Cave Creek offers 38 developed campsites, each able to accommodate up to a 45’ RV. The 11+ miles of multi-use trails here are popular amongst hikers, mountain bikers, and equestrians due to dramatic elevation changes and spectacular views of the plains. McDowell Mountain is similarly sought after for its 50+ miles of multi-use trails and great views of the surrounding ranges. Here you’ll find 76 developed sites for tent or RV camping, each capable of accommodating up to a 45’ RV.
Lastly, Usery Mountain is known for its Wind Cave Trail, where water seeps from the alcove’s roof to support the hanging gardens of Rock Daisy.
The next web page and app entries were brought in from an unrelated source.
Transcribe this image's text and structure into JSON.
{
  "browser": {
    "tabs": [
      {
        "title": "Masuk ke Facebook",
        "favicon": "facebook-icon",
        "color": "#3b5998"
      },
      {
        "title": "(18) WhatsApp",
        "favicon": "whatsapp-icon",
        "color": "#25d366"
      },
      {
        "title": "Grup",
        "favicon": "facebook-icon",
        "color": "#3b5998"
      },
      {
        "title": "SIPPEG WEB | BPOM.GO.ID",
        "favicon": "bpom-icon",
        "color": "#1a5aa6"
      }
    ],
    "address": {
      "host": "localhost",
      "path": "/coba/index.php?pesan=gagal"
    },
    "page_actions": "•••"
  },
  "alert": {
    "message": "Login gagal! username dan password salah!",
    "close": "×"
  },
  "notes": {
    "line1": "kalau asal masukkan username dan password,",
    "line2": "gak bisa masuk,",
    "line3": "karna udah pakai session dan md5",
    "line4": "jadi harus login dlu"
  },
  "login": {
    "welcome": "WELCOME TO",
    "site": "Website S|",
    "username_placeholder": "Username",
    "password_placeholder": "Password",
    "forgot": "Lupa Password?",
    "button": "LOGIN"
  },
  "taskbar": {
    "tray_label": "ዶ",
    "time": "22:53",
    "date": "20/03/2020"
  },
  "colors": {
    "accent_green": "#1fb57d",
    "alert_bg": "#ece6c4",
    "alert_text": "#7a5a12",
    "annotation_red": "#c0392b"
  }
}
There are 73 developed sites at Usery, and the park provides restrooms with flush toilets and hot water showers.
EXPLORING BEYOND PHOENIX
For outdoor enthusiasts wanting to take their RV or boat (or an Outdoor Toy Share rental boat or motorhome) a little further outside the Phoenix area, the canyons and monuments of Northern Arizona offer breathtaking views of some of the nation’s most unusual landscapes. Begin by visiting Sunset Crater National Monument, just over two hours from Phoenix; then head to the Wupatki National Monument, where you’ll see several ancient pueblos. Continuing north will bring you to The Grand Canyon, where you can take your pick from the Grand Canyon Railway RV Park, Trailer Village (adjacent to Mather Campground, and with full hookups), or Desert View Campground (30 ft. maximum RV length and no hookups).
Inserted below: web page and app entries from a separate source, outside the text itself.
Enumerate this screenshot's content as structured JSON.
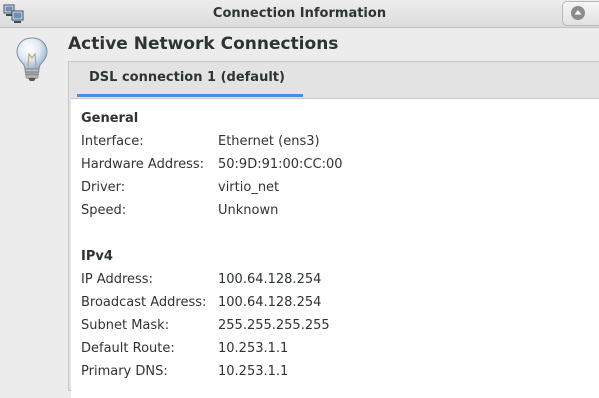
{
  "window": {
    "title": "Connection Information"
  },
  "heading": "Active Network Connections",
  "tabs": [
    {
      "label": "DSL connection 1 (default)",
      "active": true
    }
  ],
  "general": {
    "title": "General",
    "rows": [
      {
        "label": "Interface:",
        "value": "Ethernet (ens3)"
      },
      {
        "label": "Hardware Address:",
        "value": "50:9D:91:00:CC:00"
      },
      {
        "label": "Driver:",
        "value": "virtio_net"
      },
      {
        "label": "Speed:",
        "value": "Unknown"
      }
    ]
  },
  "ipv4": {
    "title": "IPv4",
    "rows": [
      {
        "label": "IP Address:",
        "value": "100.64.128.254"
      },
      {
        "label": "Broadcast Address:",
        "value": "100.64.128.254"
      },
      {
        "label": "Subnet Mask:",
        "value": "255.255.255.255"
      },
      {
        "label": "Default Route:",
        "value": "10.253.1.1"
      },
      {
        "label": "Primary DNS:",
        "value": "10.253.1.1"
      }
    ]
  },
  "icons": {
    "window": "network-computers-icon",
    "info": "lightbulb-icon",
    "window_button": "arrow-up-icon"
  },
  "colors": {
    "tab_accent": "#4a90d9",
    "titlebar": "#e4e4e4",
    "page_background": "#ffffff"
  }
}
*Note: Be sure to visit nps.gov for updates regarding park alerts and closures.
Lake Powell offers virtually limitless opportunities for boaters, and adventurous jet skiers and hikers will likely want to explore the many slot canyons in the area. Rainbow Bridge National Monument, the world’s largest natural bridge, is also a must-see. This feature spans 275 feet across the Colorado River and reaches 290 feet high. For views of the lake, RV travelers can stay nearby at the Wahweap RV park, where there is easy access to Wahweap Marina and the Stateline Launch Ramp.
Travelers may also want to take the long road home by way of Canyon de Chelly National Monument, where you’ll find hundreds of prehistoric Anasazi ruins and modern Navajo homes and farms among the cliffs. The nearby Hubbell Trading Post National Historic Site offers weaving demonstrations and opportunities to see Navajo artisans trading their goods. Photo ops also abound at the Petrified Forest National Park as well as the Painted Desert.